What this task involves ::
In your copy, set down the entries exactly and exclude the pictures.

Dataset content ::
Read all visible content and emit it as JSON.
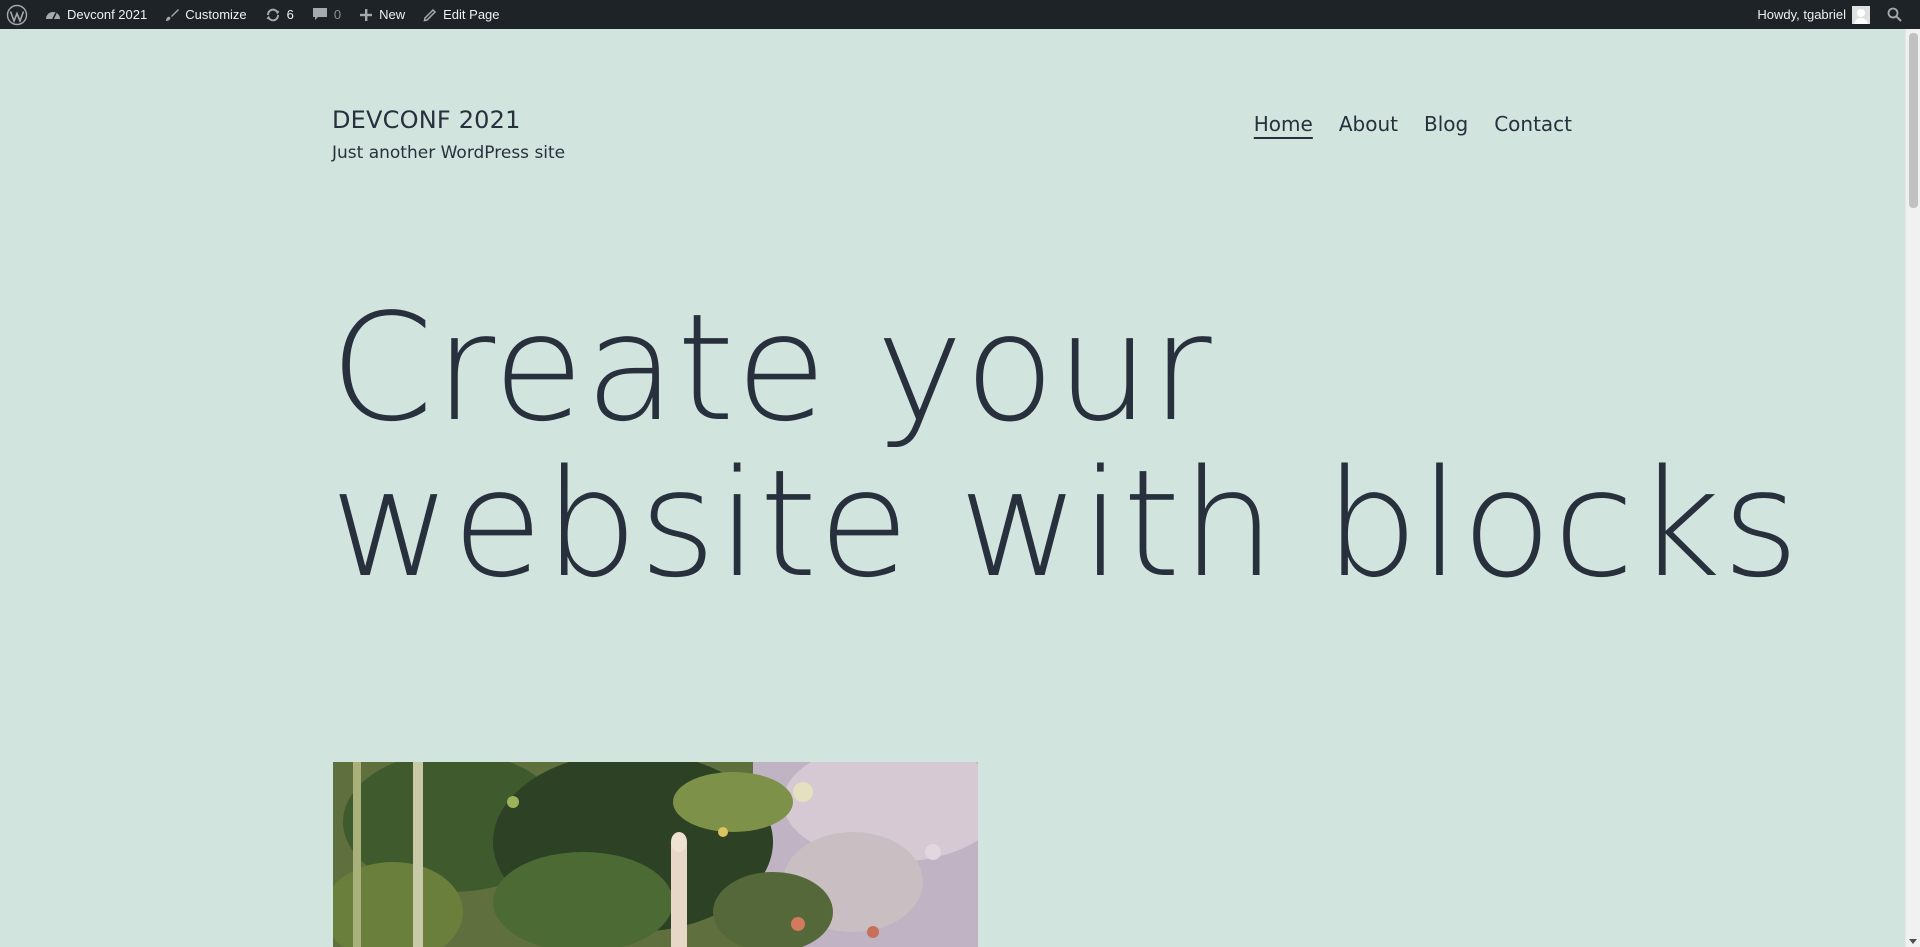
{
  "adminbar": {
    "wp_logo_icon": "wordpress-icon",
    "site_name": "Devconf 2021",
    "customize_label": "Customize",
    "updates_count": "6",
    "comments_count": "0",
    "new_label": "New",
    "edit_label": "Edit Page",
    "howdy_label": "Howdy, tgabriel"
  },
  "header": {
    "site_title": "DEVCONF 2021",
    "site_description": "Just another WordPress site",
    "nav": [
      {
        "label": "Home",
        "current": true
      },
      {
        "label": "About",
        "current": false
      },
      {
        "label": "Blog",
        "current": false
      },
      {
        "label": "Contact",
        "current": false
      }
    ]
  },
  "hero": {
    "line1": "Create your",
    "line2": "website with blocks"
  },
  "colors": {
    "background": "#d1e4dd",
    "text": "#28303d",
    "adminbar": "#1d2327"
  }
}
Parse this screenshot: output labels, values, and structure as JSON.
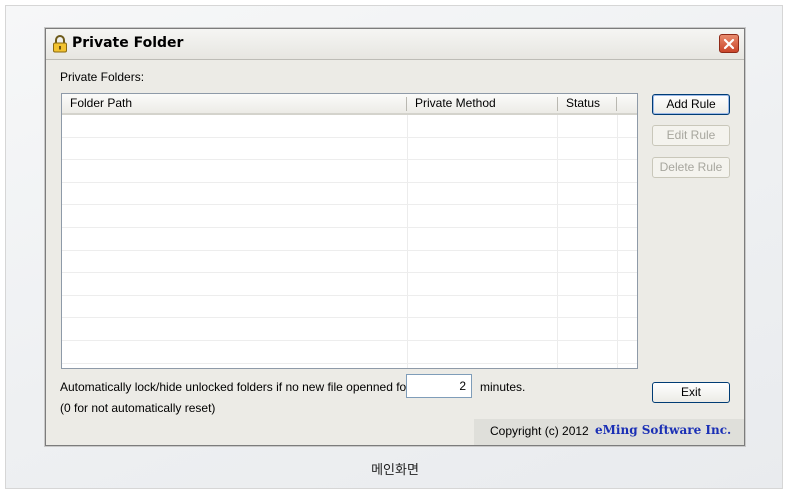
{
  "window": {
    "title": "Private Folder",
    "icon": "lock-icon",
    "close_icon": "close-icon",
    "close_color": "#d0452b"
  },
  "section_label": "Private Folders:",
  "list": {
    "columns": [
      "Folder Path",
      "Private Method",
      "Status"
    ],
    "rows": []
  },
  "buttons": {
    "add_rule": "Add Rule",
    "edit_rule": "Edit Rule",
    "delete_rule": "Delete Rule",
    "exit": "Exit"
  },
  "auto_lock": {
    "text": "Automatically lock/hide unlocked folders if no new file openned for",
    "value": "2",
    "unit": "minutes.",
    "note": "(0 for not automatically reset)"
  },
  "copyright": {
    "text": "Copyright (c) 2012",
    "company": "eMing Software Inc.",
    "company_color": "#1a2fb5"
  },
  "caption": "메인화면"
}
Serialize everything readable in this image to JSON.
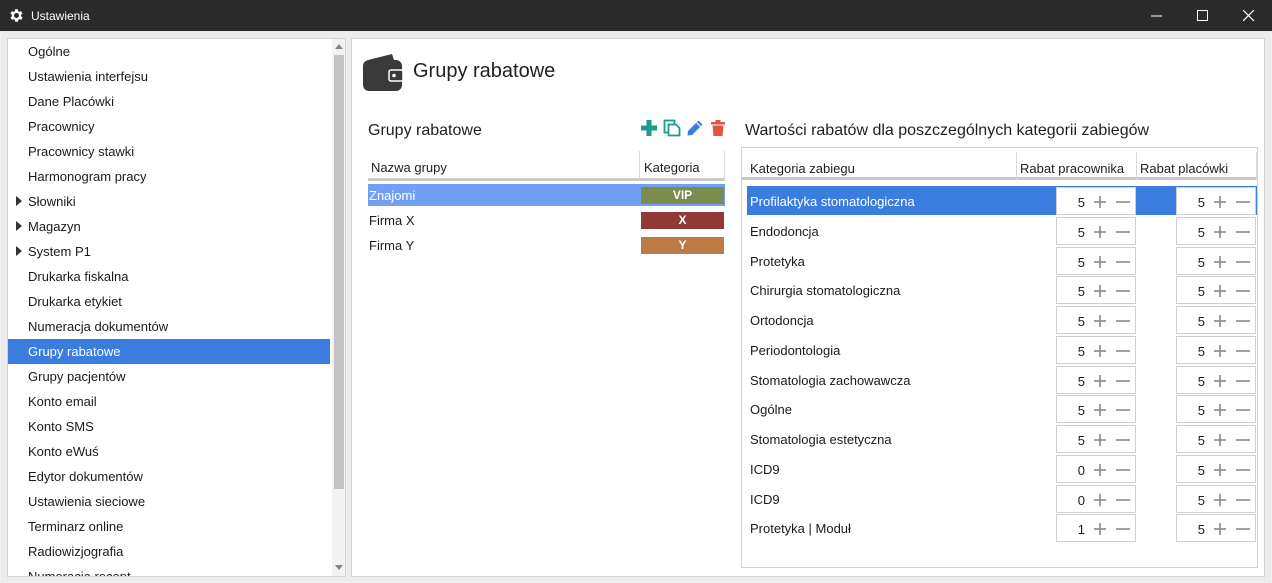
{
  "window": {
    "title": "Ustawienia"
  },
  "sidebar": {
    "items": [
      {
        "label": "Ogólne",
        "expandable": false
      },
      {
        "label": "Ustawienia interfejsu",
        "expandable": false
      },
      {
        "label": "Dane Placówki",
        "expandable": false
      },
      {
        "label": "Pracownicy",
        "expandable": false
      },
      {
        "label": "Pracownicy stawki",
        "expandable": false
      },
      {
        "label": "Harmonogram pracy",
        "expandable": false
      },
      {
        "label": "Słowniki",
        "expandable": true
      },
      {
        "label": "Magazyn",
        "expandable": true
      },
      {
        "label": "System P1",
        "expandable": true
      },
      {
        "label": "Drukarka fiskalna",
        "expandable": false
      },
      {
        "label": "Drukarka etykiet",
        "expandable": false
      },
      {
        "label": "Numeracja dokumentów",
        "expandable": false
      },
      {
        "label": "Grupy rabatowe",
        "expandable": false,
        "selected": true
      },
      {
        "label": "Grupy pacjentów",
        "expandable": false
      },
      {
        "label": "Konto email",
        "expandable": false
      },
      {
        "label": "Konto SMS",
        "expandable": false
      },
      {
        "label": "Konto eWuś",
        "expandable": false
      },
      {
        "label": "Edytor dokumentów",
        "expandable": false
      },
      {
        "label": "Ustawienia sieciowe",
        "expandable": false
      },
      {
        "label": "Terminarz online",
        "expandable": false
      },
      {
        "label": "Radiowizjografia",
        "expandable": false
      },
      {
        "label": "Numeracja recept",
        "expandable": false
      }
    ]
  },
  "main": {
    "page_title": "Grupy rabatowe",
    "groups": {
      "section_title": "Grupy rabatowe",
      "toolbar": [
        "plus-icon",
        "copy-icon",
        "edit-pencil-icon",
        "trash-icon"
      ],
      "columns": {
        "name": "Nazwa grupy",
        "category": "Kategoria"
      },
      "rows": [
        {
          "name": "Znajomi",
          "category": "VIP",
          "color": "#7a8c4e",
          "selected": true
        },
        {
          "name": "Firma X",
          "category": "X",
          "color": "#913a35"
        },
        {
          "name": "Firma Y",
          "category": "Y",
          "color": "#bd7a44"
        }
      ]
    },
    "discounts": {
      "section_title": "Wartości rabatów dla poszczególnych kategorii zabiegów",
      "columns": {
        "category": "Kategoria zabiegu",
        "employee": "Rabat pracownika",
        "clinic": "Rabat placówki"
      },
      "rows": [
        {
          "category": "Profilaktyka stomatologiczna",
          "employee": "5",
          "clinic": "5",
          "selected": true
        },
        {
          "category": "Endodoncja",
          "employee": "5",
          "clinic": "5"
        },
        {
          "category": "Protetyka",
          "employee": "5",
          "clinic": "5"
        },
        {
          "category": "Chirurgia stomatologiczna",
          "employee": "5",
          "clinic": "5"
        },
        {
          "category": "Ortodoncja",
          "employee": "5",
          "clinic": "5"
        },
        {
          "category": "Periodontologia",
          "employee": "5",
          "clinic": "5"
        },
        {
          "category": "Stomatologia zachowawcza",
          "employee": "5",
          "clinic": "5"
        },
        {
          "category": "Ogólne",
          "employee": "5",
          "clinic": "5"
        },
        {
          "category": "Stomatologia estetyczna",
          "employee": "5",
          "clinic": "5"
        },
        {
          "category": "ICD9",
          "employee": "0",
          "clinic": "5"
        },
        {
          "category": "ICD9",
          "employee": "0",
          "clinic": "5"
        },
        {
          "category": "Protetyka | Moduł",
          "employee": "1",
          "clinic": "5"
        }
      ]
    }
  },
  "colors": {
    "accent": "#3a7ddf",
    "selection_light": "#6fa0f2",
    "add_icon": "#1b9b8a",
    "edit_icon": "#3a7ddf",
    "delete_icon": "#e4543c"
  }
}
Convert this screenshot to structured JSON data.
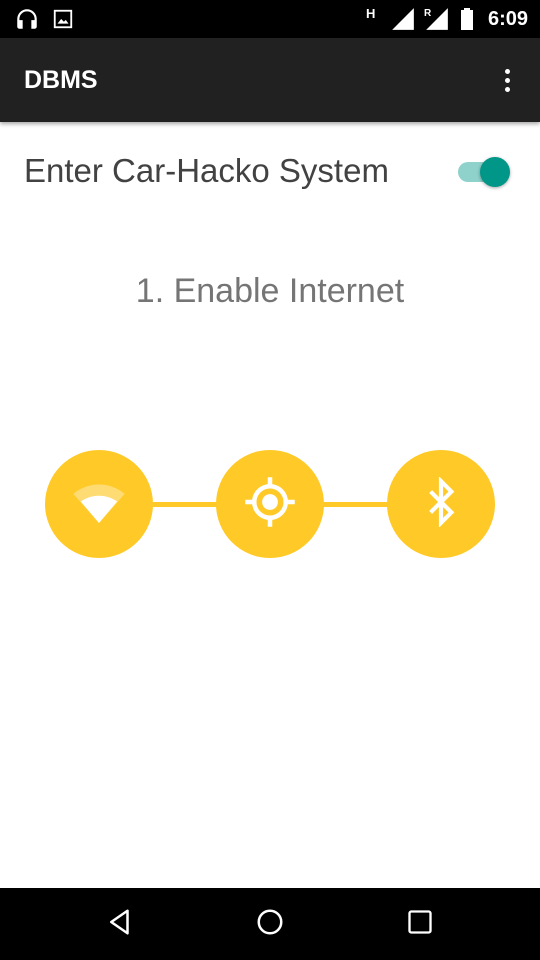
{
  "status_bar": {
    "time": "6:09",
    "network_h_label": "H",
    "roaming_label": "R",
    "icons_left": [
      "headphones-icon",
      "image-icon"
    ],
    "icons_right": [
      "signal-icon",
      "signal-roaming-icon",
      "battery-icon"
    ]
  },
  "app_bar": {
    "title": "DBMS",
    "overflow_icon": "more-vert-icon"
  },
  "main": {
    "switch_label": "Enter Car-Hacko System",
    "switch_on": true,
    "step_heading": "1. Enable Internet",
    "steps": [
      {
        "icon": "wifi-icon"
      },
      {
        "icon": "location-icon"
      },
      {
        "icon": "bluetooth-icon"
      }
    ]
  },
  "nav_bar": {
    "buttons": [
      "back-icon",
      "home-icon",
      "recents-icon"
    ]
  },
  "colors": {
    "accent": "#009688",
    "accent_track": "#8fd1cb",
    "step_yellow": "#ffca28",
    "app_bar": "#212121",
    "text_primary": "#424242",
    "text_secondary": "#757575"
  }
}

Written reply ::
Read all visible content and emit it as JSON.
{
  "adminbar": {
    "wp_logo_icon": "wordpress-icon",
    "site_name": "Devconf 2021",
    "customize_label": "Customize",
    "updates_count": "6",
    "comments_count": "0",
    "new_label": "New",
    "edit_label": "Edit Page",
    "howdy_label": "Howdy, tgabriel"
  },
  "header": {
    "site_title": "DEVCONF 2021",
    "site_description": "Just another WordPress site",
    "nav": [
      {
        "label": "Home",
        "current": true
      },
      {
        "label": "About",
        "current": false
      },
      {
        "label": "Blog",
        "current": false
      },
      {
        "label": "Contact",
        "current": false
      }
    ]
  },
  "hero": {
    "line1": "Create your",
    "line2": "website with blocks"
  },
  "colors": {
    "background": "#d1e4dd",
    "text": "#28303d",
    "adminbar": "#1d2327"
  }
}
Parse this screenshot: output labels, values, and structure as JSON.
{
  "window": {
    "title": "Private Folder",
    "icon": "lock-icon",
    "close_icon": "close-icon",
    "close_color": "#d0452b"
  },
  "section_label": "Private Folders:",
  "list": {
    "columns": [
      "Folder Path",
      "Private Method",
      "Status"
    ],
    "rows": []
  },
  "buttons": {
    "add_rule": "Add Rule",
    "edit_rule": "Edit Rule",
    "delete_rule": "Delete Rule",
    "exit": "Exit"
  },
  "auto_lock": {
    "text": "Automatically lock/hide unlocked folders if no new file openned for",
    "value": "2",
    "unit": "minutes.",
    "note": "(0 for not automatically reset)"
  },
  "copyright": {
    "text": "Copyright (c) 2012",
    "company": "eMing Software Inc.",
    "company_color": "#1a2fb5"
  },
  "caption": "메인화면"
}
Serialize everything readable in this image to JSON.
{
  "window": {
    "title": "Ustawienia"
  },
  "sidebar": {
    "items": [
      {
        "label": "Ogólne",
        "expandable": false
      },
      {
        "label": "Ustawienia interfejsu",
        "expandable": false
      },
      {
        "label": "Dane Placówki",
        "expandable": false
      },
      {
        "label": "Pracownicy",
        "expandable": false
      },
      {
        "label": "Pracownicy stawki",
        "expandable": false
      },
      {
        "label": "Harmonogram pracy",
        "expandable": false
      },
      {
        "label": "Słowniki",
        "expandable": true
      },
      {
        "label": "Magazyn",
        "expandable": true
      },
      {
        "label": "System P1",
        "expandable": true
      },
      {
        "label": "Drukarka fiskalna",
        "expandable": false
      },
      {
        "label": "Drukarka etykiet",
        "expandable": false
      },
      {
        "label": "Numeracja dokumentów",
        "expandable": false
      },
      {
        "label": "Grupy rabatowe",
        "expandable": false,
        "selected": true
      },
      {
        "label": "Grupy pacjentów",
        "expandable": false
      },
      {
        "label": "Konto email",
        "expandable": false
      },
      {
        "label": "Konto SMS",
        "expandable": false
      },
      {
        "label": "Konto eWuś",
        "expandable": false
      },
      {
        "label": "Edytor dokumentów",
        "expandable": false
      },
      {
        "label": "Ustawienia sieciowe",
        "expandable": false
      },
      {
        "label": "Terminarz online",
        "expandable": false
      },
      {
        "label": "Radiowizjografia",
        "expandable": false
      },
      {
        "label": "Numeracja recept",
        "expandable": false
      }
    ]
  },
  "main": {
    "page_title": "Grupy rabatowe",
    "groups": {
      "section_title": "Grupy rabatowe",
      "toolbar": [
        "plus-icon",
        "copy-icon",
        "edit-pencil-icon",
        "trash-icon"
      ],
      "columns": {
        "name": "Nazwa grupy",
        "category": "Kategoria"
      },
      "rows": [
        {
          "name": "Znajomi",
          "category": "VIP",
          "color": "#7a8c4e",
          "selected": true
        },
        {
          "name": "Firma X",
          "category": "X",
          "color": "#913a35"
        },
        {
          "name": "Firma Y",
          "category": "Y",
          "color": "#bd7a44"
        }
      ]
    },
    "discounts": {
      "section_title": "Wartości rabatów dla poszczególnych kategorii zabiegów",
      "columns": {
        "category": "Kategoria zabiegu",
        "employee": "Rabat pracownika",
        "clinic": "Rabat placówki"
      },
      "rows": [
        {
          "category": "Profilaktyka stomatologiczna",
          "employee": "5",
          "clinic": "5",
          "selected": true
        },
        {
          "category": "Endodoncja",
          "employee": "5",
          "clinic": "5"
        },
        {
          "category": "Protetyka",
          "employee": "5",
          "clinic": "5"
        },
        {
          "category": "Chirurgia stomatologiczna",
          "employee": "5",
          "clinic": "5"
        },
        {
          "category": "Ortodoncja",
          "employee": "5",
          "clinic": "5"
        },
        {
          "category": "Periodontologia",
          "employee": "5",
          "clinic": "5"
        },
        {
          "category": "Stomatologia zachowawcza",
          "employee": "5",
          "clinic": "5"
        },
        {
          "category": "Ogólne",
          "employee": "5",
          "clinic": "5"
        },
        {
          "category": "Stomatologia estetyczna",
          "employee": "5",
          "clinic": "5"
        },
        {
          "category": "ICD9",
          "employee": "0",
          "clinic": "5"
        },
        {
          "category": "ICD9",
          "employee": "0",
          "clinic": "5"
        },
        {
          "category": "Protetyka | Moduł",
          "employee": "1",
          "clinic": "5"
        }
      ]
    }
  },
  "colors": {
    "accent": "#3a7ddf",
    "selection_light": "#6fa0f2",
    "add_icon": "#1b9b8a",
    "edit_icon": "#3a7ddf",
    "delete_icon": "#e4543c"
  }
}
Convert this screenshot to structured JSON data.
{
  "status_bar": {
    "time": "6:09",
    "network_h_label": "H",
    "roaming_label": "R",
    "icons_left": [
      "headphones-icon",
      "image-icon"
    ],
    "icons_right": [
      "signal-icon",
      "signal-roaming-icon",
      "battery-icon"
    ]
  },
  "app_bar": {
    "title": "DBMS",
    "overflow_icon": "more-vert-icon"
  },
  "main": {
    "switch_label": "Enter Car-Hacko System",
    "switch_on": true,
    "step_heading": "1. Enable Internet",
    "steps": [
      {
        "icon": "wifi-icon"
      },
      {
        "icon": "location-icon"
      },
      {
        "icon": "bluetooth-icon"
      }
    ]
  },
  "nav_bar": {
    "buttons": [
      "back-icon",
      "home-icon",
      "recents-icon"
    ]
  },
  "colors": {
    "accent": "#009688",
    "accent_track": "#8fd1cb",
    "step_yellow": "#ffca28",
    "app_bar": "#212121",
    "text_primary": "#424242",
    "text_secondary": "#757575"
  }
}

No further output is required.